With a previous career in interior design, an interest in vintage fashion was a natural step for William.

His journey began with an unfulfilling degree choice, which led to more artistic choices.  “I started an aborted career in Law and left a four-year Law degree in Year Three.

“Then I went to University of Buckingham to do Art History and Heritage Management, Conservation and Restoration of important buildings, and then I sold art. I was an art dealer for about four years, I went into furniture design, antique furniture and then interior design.”

Banks-Blaney talks about vintage fashion with great passion. From an early age he had an interest in the art of vintage that meant much more than just flicking through racks for a hidden gem.

He often found himself very disillusioned while shopping for vintage items and encountering expensive price tags, poor quality or dirty items and unfriendly store owners.

Humble, honest and a little bit infuriated, he began creating what was to become his dream job: “It’s fine when you are spending 15 quid but actually if you are spending 150 or 1,500 you have to do more work for it, and I just felt that there is this much bigger market for vintage than just thrift or museums.

“I felt a lot of the women that I knew were working for a living and had a decent income.  They were slightly bored of contemporary [fashion] and they loved the idea of vintage but never dipped their toe into the water. I wanted there to be an opportunity for an easy way to buy vintage, where you knew it was cleaned, you knew it was checked, you knew the buttons worked, that the zip worked and that the process of buying it was enjoyable. I felt there was a market for that and luckily I was right.”

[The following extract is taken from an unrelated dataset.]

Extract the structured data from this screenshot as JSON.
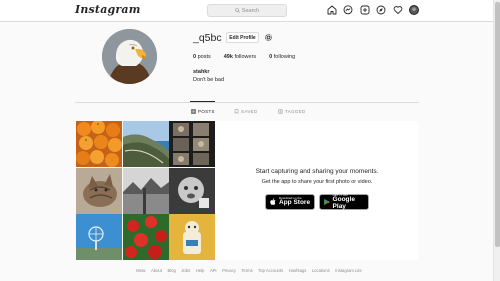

Banks-Blaney has an extraordinary range of haute couture and a primary interest ranging from the 1920s to the 80s. The collection includes Alexander McQueen, day dresses, shirts, suits and everything from what you wear to work.

There are also items to wear to a cocktail party or a black tie event and things to wear with a pair of jeans. Beautiful design and construction is the key for all the pieces.

William Banks-Blaney at WilliamVintage in Marylebone London

William Banks-Blaney at WilliamVintage in Marylebone London [Beaumont Communications]

We certainly couldn’t miss the occasion to find out what Banks-Blaney’s considered to be the most treasured item he ever found: “We’re very lucky, we found some really amazing discoveries. I think one of the most magical pieces we had was a [Charles Frederick] Worth dress that I found in Paris and I found it in a medieval basement, medieval cellar, we sold it to a very important museum collection in America, and it was made entirely of glass.

“It was an Art Deco entirely see-through glass dress with a glass train and that was the most impossible, impractical dress you could ever create. It was haute couture and it was absolutely magical, it was just the most spectacular dress. That was amazing because the way I found it was so unusual, it was a real treasure hunt moment, and the piece itself was just so astounding for who designed it, for its condition and for what it said about that time.”

Banks-Blaney speaks with great passion and a charm that never goes out of fashion.

Every single one of his words sounds magical and it is obvious how much he loves his job. But what are the best and worst elements of his work?

“The best thing about my job is seeing a woman fall in love with a dress,” he says. “That is hands down my favourite thing. The worst part of the job is,” he pauses. “You know, I’ve never been asked that before, that is a very good question,” he adds.

“I think the worst part of the job is the effort that you have to put in. You know, we’re a year five company, there’s a huge amount of work that goes into finding the best, that goes into cleaning it, that goes into checking it, that goes into re-stitching a hem, that goes into getting that garment ready for sale.

“So, people are very used to us having perfect condition garments. We put a huge amount of effort into that. That takes an enormous amount of my time and everybody else’s time in the company, but that is offset by seeing a woman kind of fall in love with it. There is nothing I hate in the job actually.”

In terms of marketing, his primary client base is women who want a great dress or a great piece of clothing.

He also works with probably nearly every major design house, with a number of private archives and with most leading museums in the world.

But the main client is just a woman who wants something different, that likes the idea of having something that only she has and wants a great dress, or a great shirt, or a great coat.

Contrary to expectations, you don’t have to spend a fortune to introduce vintage items in your wardrobe.

For someone who’s on a budget but is really interested in vintage, Banks-Blaney has a few tips on the best places to start: “Don’t be a snob, look everywhere. Look in the charity shops, I still do now because I enjoy it, go to a vintage fare, go to the car boot sales. Don’t be a label snob because pieces were often made by really well trained seamstresses and until relatively recently a lot of these magazines used to issue patterns.

“In the 50s and 60s if you bought a copy of Vogue, there would be a separate little magazine, a Vogue pattern book and it would show you for example the patterns, shapes and cuttings of a Jean Patou dress. So often women would actually stitch their own version of the Paris Fashion, but it wouldn’t have a label. It would just be beautifully made.”

For anyone thinking of following his path into the art of vintage fashion, Banks-Blaney has some simple advice: “Work hard, always say yes and don’t be scared to scrub a loo.”

 

 


 

Featured image by Milena Paraschiv